What is expected> Some lines in the data below hold the string "Sign". Report how many, as a bare number.

----- Records provided -----

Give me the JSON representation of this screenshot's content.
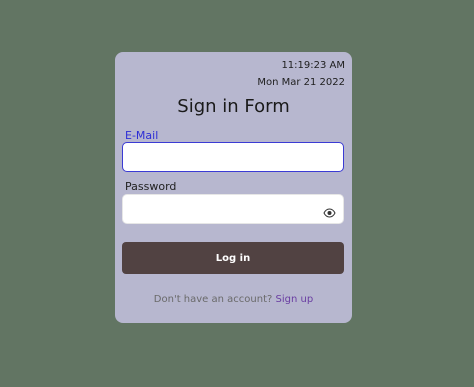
{
  "clock": {
    "time": "11:19:23 AM",
    "date": "Mon Mar 21 2022"
  },
  "form": {
    "title": "Sign in Form",
    "email_label": "E-Mail",
    "email_value": "",
    "password_label": "Password",
    "password_value": "",
    "login_label": "Log in",
    "footer_text": "Don't have an account?",
    "signup_link": "Sign up"
  },
  "icons": {
    "password_toggle": "eye-icon"
  },
  "colors": {
    "page_background": "#627563",
    "card_background": "#b7b7cf",
    "accent": "#3b3bd4",
    "button_background": "#514242",
    "link": "#6a3ea2"
  }
}
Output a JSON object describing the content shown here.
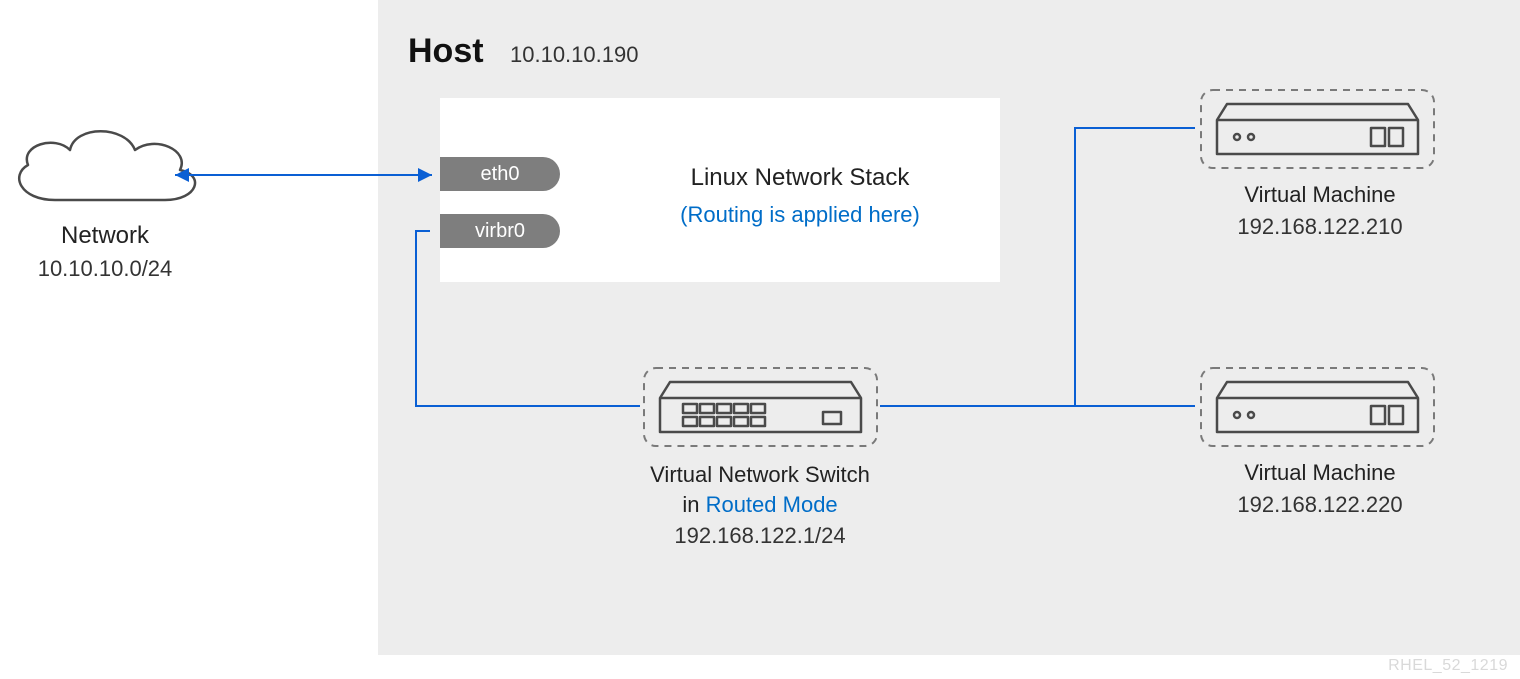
{
  "host": {
    "title": "Host",
    "ip": "10.10.10.190"
  },
  "stack": {
    "title": "Linux Network Stack",
    "note": "(Routing is applied here)",
    "iface_eth": "eth0",
    "iface_virbr": "virbr0"
  },
  "network": {
    "label": "Network",
    "cidr": "10.10.10.0/24"
  },
  "switch": {
    "line1": "Virtual Network Switch",
    "line2_prefix": "in ",
    "line2_mode": "Routed Mode",
    "ip": "192.168.122.1/24"
  },
  "vm1": {
    "label": "Virtual Machine",
    "ip": "192.168.122.210"
  },
  "vm2": {
    "label": "Virtual Machine",
    "ip": "192.168.122.220"
  },
  "footer": "RHEL_52_1219"
}
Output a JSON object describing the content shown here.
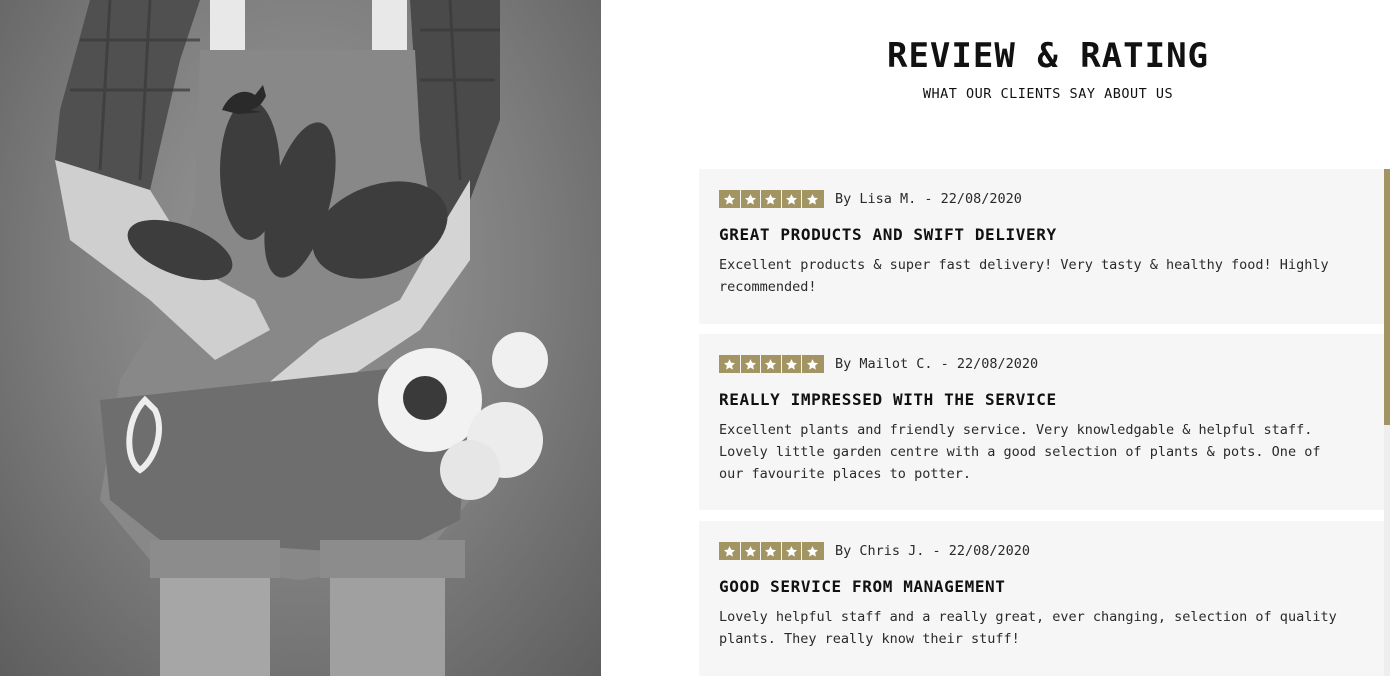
{
  "section": {
    "title": "REVIEW & RATING",
    "subtitle": "WHAT OUR CLIENTS SAY ABOUT US"
  },
  "colors": {
    "accent": "#a39464",
    "card_background": "#f6f6f6"
  },
  "photo": {
    "icon": "kangaroo-logo-icon"
  },
  "reviews": [
    {
      "stars": 5,
      "author": "By Lisa M. - 22/08/2020",
      "title": "GREAT PRODUCTS AND SWIFT DELIVERY",
      "text": "Excellent products & super fast delivery! Very tasty & healthy food! Highly recommended!"
    },
    {
      "stars": 5,
      "author": "By Mailot C. - 22/08/2020",
      "title": "REALLY IMPRESSED WITH THE SERVICE",
      "text": "Excellent plants and friendly service. Very knowledgable & helpful staff. Lovely little garden centre with a good selection of plants & pots. One of our favourite places to potter."
    },
    {
      "stars": 5,
      "author": "By Chris J. - 22/08/2020",
      "title": "GOOD SERVICE FROM MANAGEMENT",
      "text": "Lovely helpful staff and a really great, ever changing, selection of quality plants. They really know their stuff!"
    }
  ]
}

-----

Result of the exercise> 2